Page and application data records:
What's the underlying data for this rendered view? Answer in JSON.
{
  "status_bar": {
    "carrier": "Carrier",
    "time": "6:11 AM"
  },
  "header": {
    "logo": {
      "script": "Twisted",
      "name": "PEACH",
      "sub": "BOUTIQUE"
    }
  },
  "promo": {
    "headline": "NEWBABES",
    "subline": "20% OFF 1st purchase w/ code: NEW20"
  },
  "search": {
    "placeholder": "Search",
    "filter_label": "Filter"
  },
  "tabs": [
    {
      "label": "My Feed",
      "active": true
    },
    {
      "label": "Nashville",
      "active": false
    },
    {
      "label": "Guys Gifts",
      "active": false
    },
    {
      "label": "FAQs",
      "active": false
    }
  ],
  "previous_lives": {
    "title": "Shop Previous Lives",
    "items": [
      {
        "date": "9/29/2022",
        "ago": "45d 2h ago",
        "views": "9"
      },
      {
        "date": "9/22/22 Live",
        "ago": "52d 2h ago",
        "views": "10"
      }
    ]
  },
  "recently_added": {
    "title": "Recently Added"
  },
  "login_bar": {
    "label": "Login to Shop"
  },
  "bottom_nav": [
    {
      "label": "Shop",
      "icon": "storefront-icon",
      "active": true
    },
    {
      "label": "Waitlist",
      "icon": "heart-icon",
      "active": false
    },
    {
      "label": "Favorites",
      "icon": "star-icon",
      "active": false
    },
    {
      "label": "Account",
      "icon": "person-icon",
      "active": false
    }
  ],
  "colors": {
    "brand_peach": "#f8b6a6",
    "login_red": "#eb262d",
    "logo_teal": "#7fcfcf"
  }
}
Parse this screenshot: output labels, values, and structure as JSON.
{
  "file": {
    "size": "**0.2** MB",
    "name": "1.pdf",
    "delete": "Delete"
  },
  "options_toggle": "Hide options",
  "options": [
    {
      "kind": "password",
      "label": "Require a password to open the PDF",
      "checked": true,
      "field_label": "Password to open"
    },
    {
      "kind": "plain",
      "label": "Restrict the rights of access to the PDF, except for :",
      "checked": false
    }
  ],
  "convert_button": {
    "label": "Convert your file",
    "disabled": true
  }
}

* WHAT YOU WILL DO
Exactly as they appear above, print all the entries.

* SOLUTION BELOW
What's the underlying data for this rendered view? Answer in JSON.
{
  "status_bar": {
    "carrier": "Carrier",
    "time": "6:11 AM"
  },
  "header": {
    "logo": {
      "script": "Twisted",
      "name": "PEACH",
      "sub": "BOUTIQUE"
    }
  },
  "promo": {
    "headline": "NEWBABES",
    "subline": "20% OFF 1st purchase w/ code: NEW20"
  },
  "search": {
    "placeholder": "Search",
    "filter_label": "Filter"
  },
  "tabs": [
    {
      "label": "My Feed",
      "active": true
    },
    {
      "label": "Nashville",
      "active": false
    },
    {
      "label": "Guys Gifts",
      "active": false
    },
    {
      "label": "FAQs",
      "active": false
    }
  ],
  "previous_lives": {
    "title": "Shop Previous Lives",
    "items": [
      {
        "date": "9/29/2022",
        "ago": "45d 2h ago",
        "views": "9"
      },
      {
        "date": "9/22/22 Live",
        "ago": "52d 2h ago",
        "views": "10"
      }
    ]
  },
  "recently_added": {
    "title": "Recently Added"
  },
  "login_bar": {
    "label": "Login to Shop"
  },
  "bottom_nav": [
    {
      "label": "Shop",
      "icon": "storefront-icon",
      "active": true
    },
    {
      "label": "Waitlist",
      "icon": "heart-icon",
      "active": false
    },
    {
      "label": "Favorites",
      "icon": "star-icon",
      "active": false
    },
    {
      "label": "Account",
      "icon": "person-icon",
      "active": false
    }
  ],
  "colors": {
    "brand_peach": "#f8b6a6",
    "login_red": "#eb262d",
    "logo_teal": "#7fcfcf"
  }
}
Parse this screenshot: output labels, values, and structure as JSON.
{
  "file": {
    "size": "**0.2** MB",
    "name": "1.pdf",
    "delete": "Delete"
  },
  "options_toggle": "Hide options",
  "options": [
    {
      "kind": "password",
      "label": "Require a password to open the PDF",
      "checked": true,
      "field_label": "Password to open"
    },
    {
      "kind": "plain",
      "label": "Restrict the rights of access to the PDF, except for :",
      "checked": false
    }
  ],
  "convert_button": {
    "label": "Convert your file",
    "disabled": true
  }
}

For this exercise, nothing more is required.